Mahira Khan in 'Verna'
Mahira Khan in "Verna." Supplied

The film caused a lot of controversy in Pakistan. Do you think that says something about the society there? Is it still patriarchal?

We knew there are certain things that have been said in this film that won't go down well with certain people, certain institutions. And they didn't. There was a feeling of, OK, it's been banned—now what do we do? There was a handful of people who did not want it to go out, and then there was the entire brigade of people—a society—who created an uproar and said they want this film to be released. That pressure caused them to release the film. I don't know what the outcome of Verna would have been 20 years ago, or 25 years ago, or 10 years ago even. But today people are like, "We're not going to let you ban this film." I actually thought, OK, this is banned, or there will be several cuts. There were no cuts in the film. It only happened because people got up and talked about it—journalists, Twitter, talk shows debating it. There was enough pressure and it got released.

Hollywood women are declaring "Time's Up" on inequality. Is that crossing into the Pakistani film industry and Bollywood too?

Absolutely. It all trickles down and it has trickled down. There are certain themes running through the world that are very similar. Whatever is happening there is happening here. People are raising their voice there; women are raising their voices here. There's a very similar pattern in this country as well. We are having constant debate about gender equality, we are talking about women, women in films, the kind of roles written for women. It has trickled down.

Are there conversations about equal pay and equal billing, too?
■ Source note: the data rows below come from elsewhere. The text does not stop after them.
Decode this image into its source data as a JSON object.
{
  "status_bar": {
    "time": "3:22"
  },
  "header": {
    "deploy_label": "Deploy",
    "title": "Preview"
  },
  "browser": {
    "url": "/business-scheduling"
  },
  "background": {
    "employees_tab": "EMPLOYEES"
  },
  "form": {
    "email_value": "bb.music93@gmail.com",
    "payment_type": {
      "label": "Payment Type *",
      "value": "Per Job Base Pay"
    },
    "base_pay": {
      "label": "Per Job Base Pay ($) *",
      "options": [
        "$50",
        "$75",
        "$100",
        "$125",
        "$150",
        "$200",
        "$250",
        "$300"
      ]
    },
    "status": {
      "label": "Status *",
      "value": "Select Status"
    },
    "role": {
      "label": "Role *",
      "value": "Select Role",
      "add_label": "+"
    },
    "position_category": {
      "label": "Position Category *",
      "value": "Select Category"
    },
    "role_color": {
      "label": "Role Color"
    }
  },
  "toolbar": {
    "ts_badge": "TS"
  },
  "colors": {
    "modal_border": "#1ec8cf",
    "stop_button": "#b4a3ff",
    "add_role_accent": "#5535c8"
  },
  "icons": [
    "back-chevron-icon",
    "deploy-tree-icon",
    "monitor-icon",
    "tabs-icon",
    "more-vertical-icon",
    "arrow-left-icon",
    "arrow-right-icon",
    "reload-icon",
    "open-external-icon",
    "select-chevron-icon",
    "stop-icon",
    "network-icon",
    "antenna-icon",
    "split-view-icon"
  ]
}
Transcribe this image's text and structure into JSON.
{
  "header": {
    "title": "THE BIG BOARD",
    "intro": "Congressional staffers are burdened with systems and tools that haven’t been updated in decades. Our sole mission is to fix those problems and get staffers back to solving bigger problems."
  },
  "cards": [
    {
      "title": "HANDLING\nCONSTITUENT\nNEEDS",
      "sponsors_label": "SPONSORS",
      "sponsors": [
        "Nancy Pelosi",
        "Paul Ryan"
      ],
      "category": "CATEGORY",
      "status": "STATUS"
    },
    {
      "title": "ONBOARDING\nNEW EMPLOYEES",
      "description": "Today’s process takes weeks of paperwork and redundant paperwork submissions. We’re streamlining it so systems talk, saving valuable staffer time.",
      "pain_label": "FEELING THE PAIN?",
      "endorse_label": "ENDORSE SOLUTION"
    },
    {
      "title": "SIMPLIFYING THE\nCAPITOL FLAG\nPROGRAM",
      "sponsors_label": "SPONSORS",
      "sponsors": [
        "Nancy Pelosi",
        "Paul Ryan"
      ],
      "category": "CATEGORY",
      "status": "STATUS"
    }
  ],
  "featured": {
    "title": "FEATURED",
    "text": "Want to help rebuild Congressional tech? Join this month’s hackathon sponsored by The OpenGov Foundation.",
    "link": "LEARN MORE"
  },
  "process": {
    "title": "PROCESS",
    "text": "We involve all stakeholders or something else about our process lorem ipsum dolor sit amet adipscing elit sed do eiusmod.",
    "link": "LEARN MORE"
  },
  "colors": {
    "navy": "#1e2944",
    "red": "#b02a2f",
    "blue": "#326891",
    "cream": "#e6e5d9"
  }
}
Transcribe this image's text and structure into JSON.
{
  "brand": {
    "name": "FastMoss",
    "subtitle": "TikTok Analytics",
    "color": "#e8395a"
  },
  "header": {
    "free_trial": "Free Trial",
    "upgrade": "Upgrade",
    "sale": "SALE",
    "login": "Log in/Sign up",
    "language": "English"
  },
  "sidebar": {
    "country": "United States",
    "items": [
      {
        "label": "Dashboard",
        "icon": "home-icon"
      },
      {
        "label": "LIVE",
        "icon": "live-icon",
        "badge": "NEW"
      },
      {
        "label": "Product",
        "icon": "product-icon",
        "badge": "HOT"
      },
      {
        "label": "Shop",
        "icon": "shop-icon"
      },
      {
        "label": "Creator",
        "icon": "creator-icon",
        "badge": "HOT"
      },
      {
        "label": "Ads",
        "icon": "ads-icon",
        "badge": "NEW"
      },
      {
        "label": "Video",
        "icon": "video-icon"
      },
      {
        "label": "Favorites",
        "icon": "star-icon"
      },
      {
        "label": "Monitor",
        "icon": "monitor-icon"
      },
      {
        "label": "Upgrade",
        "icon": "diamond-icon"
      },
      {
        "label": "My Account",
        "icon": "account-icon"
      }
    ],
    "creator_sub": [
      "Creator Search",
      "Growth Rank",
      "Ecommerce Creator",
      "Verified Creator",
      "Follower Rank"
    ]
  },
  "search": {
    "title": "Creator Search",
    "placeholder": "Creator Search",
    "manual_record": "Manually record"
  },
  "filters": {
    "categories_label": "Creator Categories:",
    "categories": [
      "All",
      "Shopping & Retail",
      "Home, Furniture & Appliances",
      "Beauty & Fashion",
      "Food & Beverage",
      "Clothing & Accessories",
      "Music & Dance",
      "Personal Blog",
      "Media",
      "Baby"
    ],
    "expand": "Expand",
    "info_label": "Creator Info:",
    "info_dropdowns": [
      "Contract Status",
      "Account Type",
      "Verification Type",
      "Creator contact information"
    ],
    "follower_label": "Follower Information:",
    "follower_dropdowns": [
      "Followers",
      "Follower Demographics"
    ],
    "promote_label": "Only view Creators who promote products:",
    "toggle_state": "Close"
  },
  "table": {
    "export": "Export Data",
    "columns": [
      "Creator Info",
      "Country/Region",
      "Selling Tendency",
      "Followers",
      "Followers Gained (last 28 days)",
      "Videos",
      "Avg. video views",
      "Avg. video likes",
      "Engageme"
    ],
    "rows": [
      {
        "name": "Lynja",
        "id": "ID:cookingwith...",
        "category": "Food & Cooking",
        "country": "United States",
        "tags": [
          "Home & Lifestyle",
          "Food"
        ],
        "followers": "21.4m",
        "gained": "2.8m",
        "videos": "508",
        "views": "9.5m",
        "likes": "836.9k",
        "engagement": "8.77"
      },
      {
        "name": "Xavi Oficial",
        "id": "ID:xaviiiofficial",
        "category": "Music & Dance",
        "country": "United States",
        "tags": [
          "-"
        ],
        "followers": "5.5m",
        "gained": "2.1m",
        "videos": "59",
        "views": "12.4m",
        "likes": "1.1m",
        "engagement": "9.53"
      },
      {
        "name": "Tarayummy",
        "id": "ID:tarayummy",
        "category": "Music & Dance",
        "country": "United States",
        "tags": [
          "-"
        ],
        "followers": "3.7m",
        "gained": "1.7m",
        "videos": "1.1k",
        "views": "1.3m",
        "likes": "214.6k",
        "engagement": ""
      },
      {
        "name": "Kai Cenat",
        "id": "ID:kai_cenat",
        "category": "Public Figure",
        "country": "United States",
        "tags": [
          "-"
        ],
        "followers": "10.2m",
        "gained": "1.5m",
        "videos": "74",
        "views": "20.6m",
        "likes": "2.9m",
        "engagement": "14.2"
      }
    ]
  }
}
Personally speaking, I would like to see better roles written for women. And I think that is happening. There are great roles for women in TV in Pakistan. They're the heroes of our television industry. I would like to see the same for film. As an actor, you want to be part of good cinema. I would like better stories, and I want to see better roles for men and women. As far as tackling things like pay parity, in this industry, that is also being talked about. I think most of us—me and my female co-actors—I think we all fight for our rights. I think we're creating a good groundwork for future generations.

Mahira Khan and Shah Rukh Khan in 'Raees'
Mahira Khan and Shah Rukh Khan in "Raees." Supplied

Raees was your first big foray into Bollywood, but it came at a time when political tensions between India and Pakistan led to a ban on Pakistani actors working in India. You weren't able to promote the film in India, and it got banned in Pakistan. What was that experience like?

I've talked about this so much I've sort of let it go. It was bittersweet. But, obviously, who would have wanted to have been in that position? It was a bittersweet experience. Today I am focused on bringing out work wherever I can. If it wasn't films, I'd be in TV—and I want to go back to TV. If it wasn't TV, I'd probably be doing some sort of theater. And if it wasn't theater, I'd probably be in front of the mirror and acting.

It seems a shame that India has recently upheld its ban on Pakistani talent in Indian films. What can be done to resolve this?

Oh, man. I wish I had an answer to that. I wish it was within our hands or our control. But it isn't. It's something governments are deciding, and so be it.

Mahira Khan attends the U.K. Asian Film Festival from March 14-16 and will take part in Q&A sessions in support of Verna. For tickets and information, visit